[Data extracts Boundary: Start]

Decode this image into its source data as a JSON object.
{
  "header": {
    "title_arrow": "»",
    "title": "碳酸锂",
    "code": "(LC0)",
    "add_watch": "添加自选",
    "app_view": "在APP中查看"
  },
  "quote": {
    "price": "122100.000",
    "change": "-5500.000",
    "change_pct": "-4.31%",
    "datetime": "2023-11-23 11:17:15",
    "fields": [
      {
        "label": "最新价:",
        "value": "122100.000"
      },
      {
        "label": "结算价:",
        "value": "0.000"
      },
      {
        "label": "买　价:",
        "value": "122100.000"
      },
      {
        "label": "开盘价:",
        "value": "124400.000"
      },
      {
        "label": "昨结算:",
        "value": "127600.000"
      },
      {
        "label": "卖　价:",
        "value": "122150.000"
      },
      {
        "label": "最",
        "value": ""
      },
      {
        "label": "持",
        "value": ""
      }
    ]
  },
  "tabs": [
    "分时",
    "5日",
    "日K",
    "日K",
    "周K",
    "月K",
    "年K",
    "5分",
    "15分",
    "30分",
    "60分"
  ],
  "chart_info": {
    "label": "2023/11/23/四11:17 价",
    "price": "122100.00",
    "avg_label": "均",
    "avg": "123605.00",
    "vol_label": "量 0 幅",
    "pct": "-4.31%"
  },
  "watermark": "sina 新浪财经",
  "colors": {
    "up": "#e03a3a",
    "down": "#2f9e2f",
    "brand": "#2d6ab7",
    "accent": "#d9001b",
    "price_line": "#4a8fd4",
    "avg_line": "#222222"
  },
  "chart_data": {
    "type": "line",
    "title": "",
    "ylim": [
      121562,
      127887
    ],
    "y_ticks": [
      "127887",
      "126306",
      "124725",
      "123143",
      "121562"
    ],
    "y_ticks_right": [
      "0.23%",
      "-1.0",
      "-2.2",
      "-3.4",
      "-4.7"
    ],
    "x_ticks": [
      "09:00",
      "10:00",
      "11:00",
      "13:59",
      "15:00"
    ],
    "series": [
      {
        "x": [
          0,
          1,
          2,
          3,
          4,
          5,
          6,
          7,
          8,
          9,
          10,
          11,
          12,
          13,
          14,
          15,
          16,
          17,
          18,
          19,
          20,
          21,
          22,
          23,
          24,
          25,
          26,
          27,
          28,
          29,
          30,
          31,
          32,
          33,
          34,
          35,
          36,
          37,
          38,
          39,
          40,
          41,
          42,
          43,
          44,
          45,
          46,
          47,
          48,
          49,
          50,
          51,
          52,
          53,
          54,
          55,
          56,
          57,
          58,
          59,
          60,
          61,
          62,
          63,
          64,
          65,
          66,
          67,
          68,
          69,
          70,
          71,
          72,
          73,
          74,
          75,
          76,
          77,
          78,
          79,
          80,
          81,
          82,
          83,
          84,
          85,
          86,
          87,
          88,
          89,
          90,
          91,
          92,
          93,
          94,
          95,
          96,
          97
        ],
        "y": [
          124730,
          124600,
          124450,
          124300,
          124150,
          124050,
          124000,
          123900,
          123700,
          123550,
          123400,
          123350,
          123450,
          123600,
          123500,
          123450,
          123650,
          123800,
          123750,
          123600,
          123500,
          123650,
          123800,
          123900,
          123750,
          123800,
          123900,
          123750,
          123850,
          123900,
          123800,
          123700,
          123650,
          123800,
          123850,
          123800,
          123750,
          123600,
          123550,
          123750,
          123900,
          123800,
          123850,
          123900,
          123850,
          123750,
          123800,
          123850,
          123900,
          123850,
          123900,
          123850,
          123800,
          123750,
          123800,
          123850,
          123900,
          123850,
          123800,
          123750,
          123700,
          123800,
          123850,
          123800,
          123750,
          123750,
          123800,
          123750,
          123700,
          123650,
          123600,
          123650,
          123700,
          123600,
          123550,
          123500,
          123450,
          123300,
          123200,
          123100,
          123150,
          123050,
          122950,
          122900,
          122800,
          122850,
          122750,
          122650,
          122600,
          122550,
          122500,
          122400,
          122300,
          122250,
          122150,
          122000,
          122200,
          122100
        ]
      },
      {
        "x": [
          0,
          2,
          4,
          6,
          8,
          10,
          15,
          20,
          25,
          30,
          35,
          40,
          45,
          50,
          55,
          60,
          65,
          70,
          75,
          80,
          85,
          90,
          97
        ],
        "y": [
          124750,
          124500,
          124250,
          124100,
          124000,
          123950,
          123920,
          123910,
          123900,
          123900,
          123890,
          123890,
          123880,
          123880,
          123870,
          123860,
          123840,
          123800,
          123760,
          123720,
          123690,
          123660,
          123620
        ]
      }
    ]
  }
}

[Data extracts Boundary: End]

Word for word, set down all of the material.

Decode this image into its source data as a JSON object.
{
  "header": {
    "title_arrow": "»",
    "title": "碳酸锂",
    "code": "(LC0)",
    "add_watch": "添加自选",
    "app_view": "在APP中查看"
  },
  "quote": {
    "price": "122100.000",
    "change": "-5500.000",
    "change_pct": "-4.31%",
    "datetime": "2023-11-23 11:17:15",
    "fields": [
      {
        "label": "最新价:",
        "value": "122100.000"
      },
      {
        "label": "结算价:",
        "value": "0.000"
      },
      {
        "label": "买　价:",
        "value": "122100.000"
      },
      {
        "label": "开盘价:",
        "value": "124400.000"
      },
      {
        "label": "昨结算:",
        "value": "127600.000"
      },
      {
        "label": "卖　价:",
        "value": "122150.000"
      },
      {
        "label": "最",
        "value": ""
      },
      {
        "label": "持",
        "value": ""
      }
    ]
  },
  "tabs": [
    "分时",
    "5日",
    "日K",
    "日K",
    "周K",
    "月K",
    "年K",
    "5分",
    "15分",
    "30分",
    "60分"
  ],
  "chart_info": {
    "label": "2023/11/23/四11:17 价",
    "price": "122100.00",
    "avg_label": "均",
    "avg": "123605.00",
    "vol_label": "量 0 幅",
    "pct": "-4.31%"
  },
  "watermark": "sina 新浪财经",
  "colors": {
    "up": "#e03a3a",
    "down": "#2f9e2f",
    "brand": "#2d6ab7",
    "accent": "#d9001b",
    "price_line": "#4a8fd4",
    "avg_line": "#222222"
  },
  "chart_data": {
    "type": "line",
    "title": "",
    "ylim": [
      121562,
      127887
    ],
    "y_ticks": [
      "127887",
      "126306",
      "124725",
      "123143",
      "121562"
    ],
    "y_ticks_right": [
      "0.23%",
      "-1.0",
      "-2.2",
      "-3.4",
      "-4.7"
    ],
    "x_ticks": [
      "09:00",
      "10:00",
      "11:00",
      "13:59",
      "15:00"
    ],
    "series": [
      {
        "x": [
          0,
          1,
          2,
          3,
          4,
          5,
          6,
          7,
          8,
          9,
          10,
          11,
          12,
          13,
          14,
          15,
          16,
          17,
          18,
          19,
          20,
          21,
          22,
          23,
          24,
          25,
          26,
          27,
          28,
          29,
          30,
          31,
          32,
          33,
          34,
          35,
          36,
          37,
          38,
          39,
          40,
          41,
          42,
          43,
          44,
          45,
          46,
          47,
          48,
          49,
          50,
          51,
          52,
          53,
          54,
          55,
          56,
          57,
          58,
          59,
          60,
          61,
          62,
          63,
          64,
          65,
          66,
          67,
          68,
          69,
          70,
          71,
          72,
          73,
          74,
          75,
          76,
          77,
          78,
          79,
          80,
          81,
          82,
          83,
          84,
          85,
          86,
          87,
          88,
          89,
          90,
          91,
          92,
          93,
          94,
          95,
          96,
          97
        ],
        "y": [
          124730,
          124600,
          124450,
          124300,
          124150,
          124050,
          124000,
          123900,
          123700,
          123550,
          123400,
          123350,
          123450,
          123600,
          123500,
          123450,
          123650,
          123800,
          123750,
          123600,
          123500,
          123650,
          123800,
          123900,
          123750,
          123800,
          123900,
          123750,
          123850,
          123900,
          123800,
          123700,
          123650,
          123800,
          123850,
          123800,
          123750,
          123600,
          123550,
          123750,
          123900,
          123800,
          123850,
          123900,
          123850,
          123750,
          123800,
          123850,
          123900,
          123850,
          123900,
          123850,
          123800,
          123750,
          123800,
          123850,
          123900,
          123850,
          123800,
          123750,
          123700,
          123800,
          123850,
          123800,
          123750,
          123750,
          123800,
          123750,
          123700,
          123650,
          123600,
          123650,
          123700,
          123600,
          123550,
          123500,
          123450,
          123300,
          123200,
          123100,
          123150,
          123050,
          122950,
          122900,
          122800,
          122850,
          122750,
          122650,
          122600,
          122550,
          122500,
          122400,
          122300,
          122250,
          122150,
          122000,
          122200,
          122100
        ]
      },
      {
        "x": [
          0,
          2,
          4,
          6,
          8,
          10,
          15,
          20,
          25,
          30,
          35,
          40,
          45,
          50,
          55,
          60,
          65,
          70,
          75,
          80,
          85,
          90,
          97
        ],
        "y": [
          124750,
          124500,
          124250,
          124100,
          124000,
          123950,
          123920,
          123910,
          123900,
          123900,
          123890,
          123890,
          123880,
          123880,
          123870,
          123860,
          123840,
          123800,
          123760,
          123720,
          123690,
          123660,
          123620
        ]
      }
    ]
  }
}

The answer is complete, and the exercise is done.